Recently I heard that his Day Program was helping him apply for a job at a supermarket, putting away shopping carts. But, they told me, he’d have to have a job interview and pass a psychological test. There’d be a criminal background check, and a two-week trial period. “This is not playtime,” the director of his Day Program told me. “This is a serious job.”

So when I saw the guy like Nat putting carts away, I just had to see what he was like, and how he did the job. What were the pitfalls, what sorts of things did someone like Nat have to watch out for? I decided to test this employee, a small, subtle test. I just wanted to see what would happen if I pushed the cart over to him but then veered off to return it myself, something a little out of the ordinary.

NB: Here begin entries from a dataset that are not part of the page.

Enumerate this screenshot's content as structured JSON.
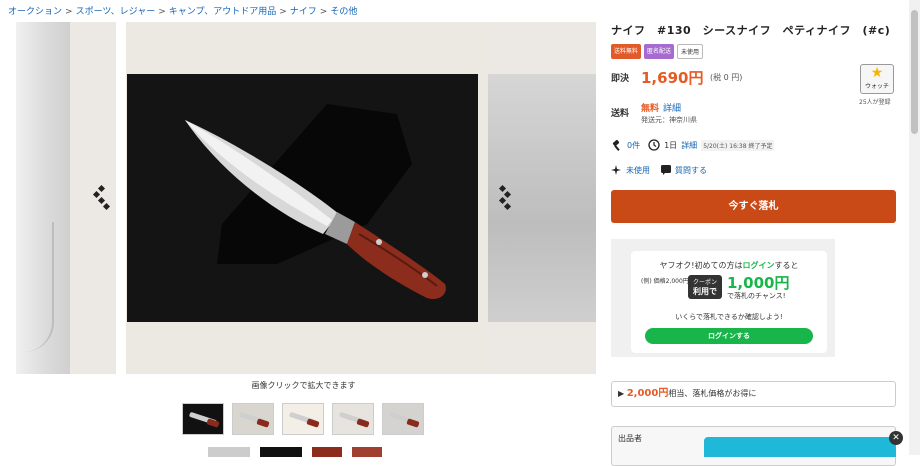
{
  "breadcrumb": [
    "オークション",
    "スポーツ、レジャー",
    "キャンプ、アウトドア用品",
    "ナイフ",
    "その他"
  ],
  "gallery": {
    "caption": "画像クリックで拡大できます"
  },
  "item": {
    "title": "ナイフ　#130　シースナイフ　ペティナイフ　(#c)",
    "badges": [
      "送料無料",
      "匿名配送",
      "未使用"
    ],
    "price_label": "即決",
    "price": "1,690円",
    "tax": "(税 0 円)",
    "shipping_label": "送料",
    "shipping_value": "無料",
    "shipping_detail": "詳細",
    "origin": "発送元：神奈川県",
    "bids": "0件",
    "time_left": "1日",
    "time_detail": "詳細",
    "end_time": "5/20(土) 16:38 終了予定",
    "condition_link": "未使用",
    "question_link": "質問する",
    "bid_button": "今すぐ落札"
  },
  "watch": {
    "label": "ウォッチ",
    "count": "25人が登録"
  },
  "promo": {
    "line1_prefix": "ヤフオク!初めての方は",
    "line1_link": "ログイン",
    "line1_suffix": "すると",
    "line2": "(例) 価格2,000円",
    "coupon_top": "クーポン",
    "coupon_bottom": "利用で",
    "amount": "1,000円",
    "chance": "で落札のチャンス!",
    "check": "いくらで落札できるか確認しよう!",
    "login_button": "ログインする"
  },
  "deal": {
    "amount": "2,000円",
    "text": "相当、落札価格がお得に"
  },
  "seller": {
    "label": "出品者"
  },
  "colors": {
    "accent": "#e75a24",
    "link": "#1565b6",
    "bid_button": "#c94a17",
    "promo_green": "#18b64a"
  }
}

Nothing happened, of course. He noticed me out of the corner of his eye and just let me put my cart away. He knew his job, and the store had trained him carefully. I felt really stupid on a number of levels. What was I thinking? That because this young man had a similar diagnosis to Nat, that I could interchange them? Of course not; he has a whole life too, just like Nat, and perhaps a mother who wants him to make his mark as well!

I see that I have to be careful not to take “one of ours” too far, into patronizing and trivializing. But it’s tough to remember, as Nat’s program director said, that this is serious, and real, even though that is exactly what I want for him. Nat is not a typical 22 year old, able to tell me to back off and give him space. I have to remember that just because he is adorable and seems young, he is absolutely an adult who loves his work.

So I guess this means I should not start shopping at his supermarket…